So which should be the basis for throwing all the Democrats (including Obama) out of office who sold the lie that is ObamaCare? Dishonesty or incompetence or both
?

Dishonest and incompetent, both, of course. Most politicians are dishonest, which is why they get into office.

But the thing that you have missed here is that a lot of them are also Utopian. Or, at least progressives, communists, socialist, etc. are Utopian. They go through life with rose colored glasses as to the fallibility of human nature and the perfectibility of human endeavors, and esp., of government.

Until they understand that humans are greedy by nature, and are invariably willing to put their own self-interest and that of their families and smaller communities above that of the larger communities, and that there will always be more people and smarter people outside the government trying to game it, than within, they are going to continue to design and try to implement these massive, sure-to-fail, systems.

Bruce Hayden said...

That later reminds me of a call-in on a late night talk show last night. He was expounding on that if we were just to do X (something inane), some international program would solve all our problems, since we are all willing to sacrifice for the community.

The problem with that was that he was talking about some trans-national community, and failed to understand that our natural selfish nature is to put the interests of our selves, our immediate family, our extended family, and our local communities, ahead of that of people on the other side of the world, or, indeed, often, on the other side of the state.

Think about it this way. One of our big driving forces is our genetic destiny. And that means making sure that our genes do well against those of others. To some extent, we are talking a zero-sum game here - by helping others who are not close to us, we hurt the chances of our genes dominating theirs.

That is human nature, because that is the law of nature, seen from the lowest to the highest of organisms, animal, plant, etc. And to assume this away is at best naive, and more likely self-delusional.

Bruce Hayden said...

Ritmo Former Jungle something-or-other is less insightful than Jeremy and more prolific than Titus. That is to say, he pinches more loaves here than anyone else around here.

I don't think that Titus really deserves to be put in their company, despite your comments about loaves. He always lightens up the discussion when he participates through his stereo-typically gay self-indulgence and total self-absorption. It is playing so faithfully to that stereotype, regardless of how rancorous the discussion has gotten, that makes his contributions always so welcome.

WV: pater - half of what the libs want the government to be for all of us (the other half being his mate, mater).
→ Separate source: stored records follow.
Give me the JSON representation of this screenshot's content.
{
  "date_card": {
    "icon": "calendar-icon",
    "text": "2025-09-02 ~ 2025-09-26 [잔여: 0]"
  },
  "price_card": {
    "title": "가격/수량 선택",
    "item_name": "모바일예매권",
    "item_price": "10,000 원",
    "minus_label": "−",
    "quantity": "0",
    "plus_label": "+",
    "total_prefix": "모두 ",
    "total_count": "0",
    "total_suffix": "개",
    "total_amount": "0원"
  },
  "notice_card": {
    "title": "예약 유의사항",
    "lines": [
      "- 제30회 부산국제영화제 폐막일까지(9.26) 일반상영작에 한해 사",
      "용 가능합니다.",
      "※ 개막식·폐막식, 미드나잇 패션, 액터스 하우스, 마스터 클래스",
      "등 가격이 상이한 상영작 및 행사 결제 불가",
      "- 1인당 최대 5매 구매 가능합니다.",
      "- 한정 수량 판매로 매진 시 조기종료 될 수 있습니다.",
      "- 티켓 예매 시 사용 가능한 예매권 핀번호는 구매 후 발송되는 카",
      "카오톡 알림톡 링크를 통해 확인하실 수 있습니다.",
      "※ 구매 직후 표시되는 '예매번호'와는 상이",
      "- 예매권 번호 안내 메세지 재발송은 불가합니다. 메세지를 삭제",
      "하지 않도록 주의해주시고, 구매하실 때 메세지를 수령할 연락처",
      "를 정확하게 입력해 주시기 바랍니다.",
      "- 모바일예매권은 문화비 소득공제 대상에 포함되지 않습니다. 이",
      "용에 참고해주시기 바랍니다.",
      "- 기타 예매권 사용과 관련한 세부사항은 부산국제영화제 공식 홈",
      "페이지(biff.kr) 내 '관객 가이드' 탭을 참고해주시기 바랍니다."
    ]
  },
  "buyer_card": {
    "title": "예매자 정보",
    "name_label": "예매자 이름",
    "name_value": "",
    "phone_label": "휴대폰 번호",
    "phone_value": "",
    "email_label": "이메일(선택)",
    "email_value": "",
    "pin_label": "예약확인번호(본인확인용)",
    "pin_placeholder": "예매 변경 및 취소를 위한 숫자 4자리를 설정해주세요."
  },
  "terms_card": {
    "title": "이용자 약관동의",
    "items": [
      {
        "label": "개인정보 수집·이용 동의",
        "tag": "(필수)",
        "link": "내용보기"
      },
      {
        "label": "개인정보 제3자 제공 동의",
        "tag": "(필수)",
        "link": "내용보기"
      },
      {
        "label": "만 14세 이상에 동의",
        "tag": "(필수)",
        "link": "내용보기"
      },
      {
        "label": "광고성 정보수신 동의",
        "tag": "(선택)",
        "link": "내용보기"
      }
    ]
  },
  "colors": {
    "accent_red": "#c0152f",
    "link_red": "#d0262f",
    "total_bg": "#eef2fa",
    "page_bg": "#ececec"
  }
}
Bruce Hayden said...

In other words, think like an insurance company exec intent on fattening his next Christmas bonus.

Note the knee-jerk automatic villain here. This ignores that insurance companies are really not that profitable, in comparison with many other types of companies. Try comparing their profits per sales to those of, for example, Microsoft, Google, Apple, etc.

What the libs don't want you thinking about though is that government bureaucrats are just as greedy, and have many fewer constraints on their greed. At least with that insurance exec, his greed is constrained by the bottom line, and if a company pays too much for too little talent and work, they will suffer competitively, where their competitors will take their customers away from them. Or, their companies will go under. In either case, the market provides some discipline. All of which is missing when it comes to government bureaucrats and their legislative and executive government overseers.

Ritmo Brasileiro said...

Sometimes a mindless game of fetch is a welcome distraction from the worries of the day.

Nah. It's just the way your brain works.


Plus, I figger that once Ritmo Underpants arrives, the thread is already stick-a-fork-in-it d-e-a-d dead.

P-U-S-S-Y-!-!-!

You're just a pussy.

It's good to know that the stupidest threads are just ripe for the threadjacking. I'll be sure to leave a trail of turds on every one of the brain droppings here that suit my fancy. Getting you shit-eaters to complain about the taste after opening your mouths wide and saying "Ahhhh..." to every bad idea under the sun is very satisfying, I must admit.